Urgent and Trauma Care Safety Initiative
The pressures on emergency medicine are well known and dominate headlines every winter. Increased attendance at emergency departments and increased admissions have left many trusts struggling to consistently reach the four-hour target.
Collaboration with internal and external partners and the introduction of technologies to manage capacity and care can all contribute to improvements in the delivery of service and safety. In high stress and fast paced environments, it is vitally important that staff feel they can speak up, that their ideas for improvement are heard and that patients received quality and safe care. This award recognises these challenges and looks to celebrate achievements that result in better outcomes.
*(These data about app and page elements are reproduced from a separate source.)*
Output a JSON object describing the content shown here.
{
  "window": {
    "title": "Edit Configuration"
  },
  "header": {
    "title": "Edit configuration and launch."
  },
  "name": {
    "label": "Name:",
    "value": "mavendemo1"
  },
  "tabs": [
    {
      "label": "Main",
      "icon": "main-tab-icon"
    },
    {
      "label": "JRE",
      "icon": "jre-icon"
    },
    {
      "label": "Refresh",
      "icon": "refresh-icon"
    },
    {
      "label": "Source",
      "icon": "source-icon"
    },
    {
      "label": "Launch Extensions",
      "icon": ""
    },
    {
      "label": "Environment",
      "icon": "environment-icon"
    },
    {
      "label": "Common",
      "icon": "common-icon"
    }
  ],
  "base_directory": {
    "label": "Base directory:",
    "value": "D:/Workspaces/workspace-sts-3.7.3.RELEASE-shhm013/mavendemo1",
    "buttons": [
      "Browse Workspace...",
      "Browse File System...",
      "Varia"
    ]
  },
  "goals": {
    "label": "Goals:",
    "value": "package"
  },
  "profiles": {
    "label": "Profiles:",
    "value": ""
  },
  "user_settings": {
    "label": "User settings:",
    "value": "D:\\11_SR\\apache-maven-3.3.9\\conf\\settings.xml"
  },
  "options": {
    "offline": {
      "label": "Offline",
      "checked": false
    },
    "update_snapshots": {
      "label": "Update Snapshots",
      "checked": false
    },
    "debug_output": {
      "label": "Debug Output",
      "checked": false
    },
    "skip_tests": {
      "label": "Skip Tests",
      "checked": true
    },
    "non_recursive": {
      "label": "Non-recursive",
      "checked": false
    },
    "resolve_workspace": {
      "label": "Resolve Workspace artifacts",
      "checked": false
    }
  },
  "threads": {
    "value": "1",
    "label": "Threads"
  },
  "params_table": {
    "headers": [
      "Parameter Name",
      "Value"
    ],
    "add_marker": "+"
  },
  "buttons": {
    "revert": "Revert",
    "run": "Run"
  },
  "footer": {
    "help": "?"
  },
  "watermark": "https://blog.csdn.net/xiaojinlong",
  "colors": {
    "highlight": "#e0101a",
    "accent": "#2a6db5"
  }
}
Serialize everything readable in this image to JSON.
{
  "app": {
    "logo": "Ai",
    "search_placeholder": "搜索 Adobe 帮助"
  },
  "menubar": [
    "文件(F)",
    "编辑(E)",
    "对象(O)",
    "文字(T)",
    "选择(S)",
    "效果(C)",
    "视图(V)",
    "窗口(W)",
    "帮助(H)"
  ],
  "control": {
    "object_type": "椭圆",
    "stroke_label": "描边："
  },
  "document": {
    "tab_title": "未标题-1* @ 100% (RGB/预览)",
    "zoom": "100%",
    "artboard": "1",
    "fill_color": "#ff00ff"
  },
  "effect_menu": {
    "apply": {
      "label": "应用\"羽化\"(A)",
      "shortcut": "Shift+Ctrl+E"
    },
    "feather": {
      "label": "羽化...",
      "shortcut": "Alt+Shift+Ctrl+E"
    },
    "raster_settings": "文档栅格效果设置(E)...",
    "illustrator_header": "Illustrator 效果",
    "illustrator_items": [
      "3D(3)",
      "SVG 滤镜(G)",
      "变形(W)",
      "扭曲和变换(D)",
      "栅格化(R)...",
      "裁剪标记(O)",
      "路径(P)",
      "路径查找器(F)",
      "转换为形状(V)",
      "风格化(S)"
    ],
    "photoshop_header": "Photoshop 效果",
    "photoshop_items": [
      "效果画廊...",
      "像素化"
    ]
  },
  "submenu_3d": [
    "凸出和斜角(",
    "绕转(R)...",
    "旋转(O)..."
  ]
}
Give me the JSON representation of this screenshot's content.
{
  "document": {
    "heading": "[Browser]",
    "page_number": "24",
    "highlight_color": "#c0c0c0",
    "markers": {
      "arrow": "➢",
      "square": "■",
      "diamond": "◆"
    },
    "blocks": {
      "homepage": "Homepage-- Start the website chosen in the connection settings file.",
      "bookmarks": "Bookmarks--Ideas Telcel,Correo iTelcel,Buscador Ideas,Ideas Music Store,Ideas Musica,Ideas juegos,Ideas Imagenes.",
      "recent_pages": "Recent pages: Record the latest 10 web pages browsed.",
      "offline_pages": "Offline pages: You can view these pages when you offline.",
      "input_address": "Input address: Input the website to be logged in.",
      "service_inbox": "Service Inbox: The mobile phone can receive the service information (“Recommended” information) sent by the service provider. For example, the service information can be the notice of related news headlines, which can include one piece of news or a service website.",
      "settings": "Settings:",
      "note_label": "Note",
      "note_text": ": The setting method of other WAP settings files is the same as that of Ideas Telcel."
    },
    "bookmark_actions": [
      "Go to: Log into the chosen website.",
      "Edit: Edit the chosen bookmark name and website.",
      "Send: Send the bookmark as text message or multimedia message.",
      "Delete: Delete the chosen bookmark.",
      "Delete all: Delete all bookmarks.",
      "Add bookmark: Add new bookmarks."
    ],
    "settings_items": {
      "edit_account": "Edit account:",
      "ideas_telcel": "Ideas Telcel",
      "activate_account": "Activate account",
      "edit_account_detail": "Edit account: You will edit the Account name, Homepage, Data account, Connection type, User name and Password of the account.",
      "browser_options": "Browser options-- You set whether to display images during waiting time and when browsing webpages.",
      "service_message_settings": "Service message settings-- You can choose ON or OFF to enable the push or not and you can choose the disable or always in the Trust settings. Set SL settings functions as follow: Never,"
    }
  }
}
Winners of this award will be emergency, urgent and trauma teams and departments which have created the most significant efficiencies. Entries are welcomed from all NHS teams including A&E, ambulance and trauma teams. Judges are looking for single initiatives with measurable enhancements to safety and quality as well as staff and patient experience.
Judging Criteria :
- Describe the service and the context in which the need for improvements in quality and safety were needed
- An explanation of how it aimed to achieve better service delivery in emergency, urgent or trauma care
- Show a demonstrable focus on patient safety in the focus of the initiative
- What targets were set and what measures were put in place to measure success?
Evidence the project has led to improved safety in the delivery of emergency, urgent or trauma care. This should include a quantitative aspect – for instance, demonstrable reductions in avoidable harm, improved patient outcomes, reductions in complaints or litigation, reductions in unnecessary treatment – and can also include qualitative measures such as patient experience measures, or staff satisfaction. For emergency services, proof of improved morale, retention and recruitment will be of interest.
- Judges are looking for initiatives that have embedded and perhaps spread beyond their original setting to other involve departments or organisations, or evidence the work is potentially replicable and scalable.
- How are the project team using their achievements to inform others in the organisation or within the local health economy?
- Provide clear evidence the redesign has improved value in emergency, urgent or trauma care.
- Judges are interested in projects which are delivering an improved experience for patients and their families
- Provide evidence that enhanced processes and procedures provide staff more time to provide quality effective care. How has morale improved, what evidence can you provide to support this?
Clear evidence that all relevant parties were involved in the initiative, including patients. Demonstrably strong partnerships across and beyond the hospital, with a common understanding of the challenges faced by emergency, urgent or trauma care and an agreement on how to best overcome them.